“We all, Republicans and Democrats, have to take care of those who are struggling, the elderly, the needy. We have to be a charitable society. But we also have to give people dignity. The average person who pulls out a food-stamp card would much rather pull out an American Express card. We Jews pray every morning, ‘God please make sure I do not get my livelihood through someone else’s hands. Give me my dignity.’”
Obamacare, he says, “has good aspects, like keeping kids [on their parents’ insurance] until age 26, and [guaranteeing insurance companies will] accept preexisting conditions.” His opposition to Obamacare isn’t out of principle, but out of a critique of the technicalities. “The problem with Obama’s health-care plan is that it doesn’t do what it’s supposed to do; it doesn’t make things cheaper.”
His pro-Israel rhetoric matches that of much of the Republican Party — until it doesn’t. While he slams the Democrats over Israel and speaks proudly of his daughter’s service in the IDF, Boteach pivots to a discussion of the Arab American vote in Patterson, which he believes will go to him by as much as 40% on November 6.
“Our polls show that in the Arab American community we have 40% support. There are three reasons for that: First, I am one of the foremost voices in this country against the brutalization of Arabs. I even suggested the US recall its ambassador to Moscow. Moscow and Beijing are blocking action on Syria. We should show we care about Arab lives.”
He supports some form of intervention in Syria’s civil war — “without boots on the ground” — and was “the guy who fought against [ousted Libyan dictator Muammar] Gaddafi [buying a house] in my neighborhood.
“No. 2: I meet the Arab community constantly, and I say to them, ‘Look, we’re not going to agree about Israel, but we can agree about everything else — jobs, the economy.’ The Arabs here are very hard working. They’re small-business owners. They want the government to leave them alone. They don’t want to pay most of their money in tax. They don’t want to be restrained by government regulation. They’re entrepreneurs.”

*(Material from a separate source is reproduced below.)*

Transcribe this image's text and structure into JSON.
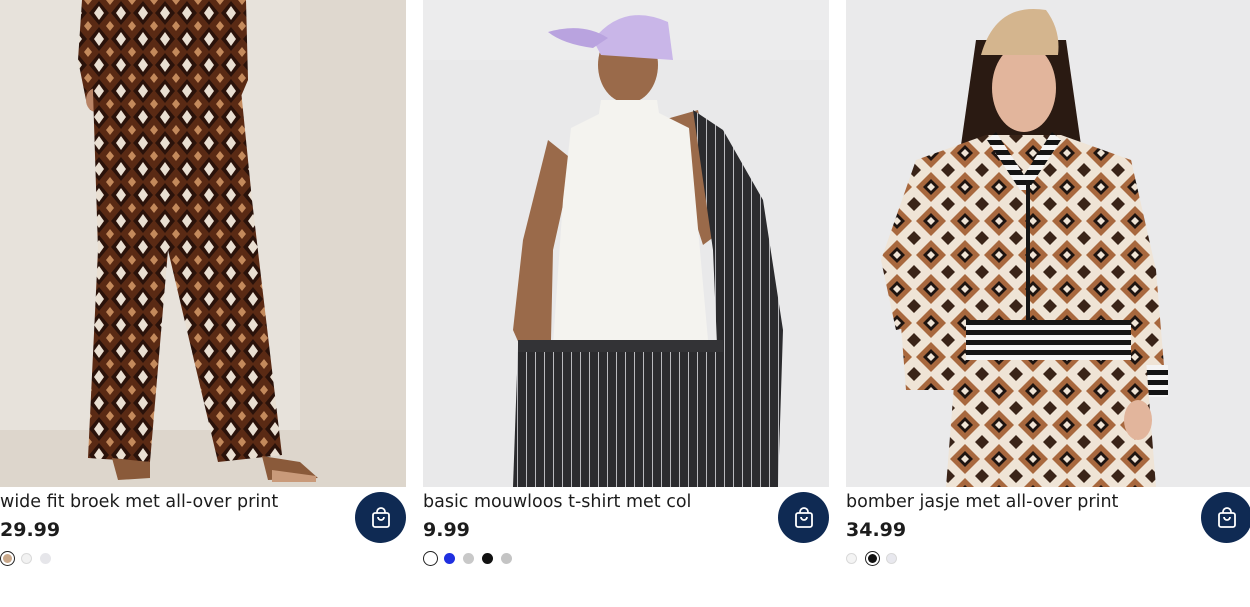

And finally, “I support school vouchers. Arabs want their children to have an Islamic education in Islamic schools the way Jews want to have their children in Hebrew day schools getting a Jewish education. And it’s becoming an impossibility here in America, because we have this draconian, extreme interpretation of the separation of church and state that doesn’t even allow the secular departments of religious schools to get funding. I mean, no one’s asking the US government to fund Talmud, Rashi and Chumash. But why shouldn’t the federal government be funding geometry, American history and mathematics in parochial schools?” Federal education subsidies, he notes, come from “the parents’ money.”
He speaks a great deal about school vouchers, and believes it is a cause driving some Jews into the Republican fold.
“School vouchers are hugely important to the Jewish community. We are one of the only religions that don’t actively proselytize. We are entirely dependent on our birthrate.” So when Jewish families “want to send their kids to Jewish day schools, but can’t afford high property taxes and high tuition fees, the net result is they have fewer children. We’re seeing this even in the Orthodox community, which normally has a high birth rate.”
Source: Times Of Israel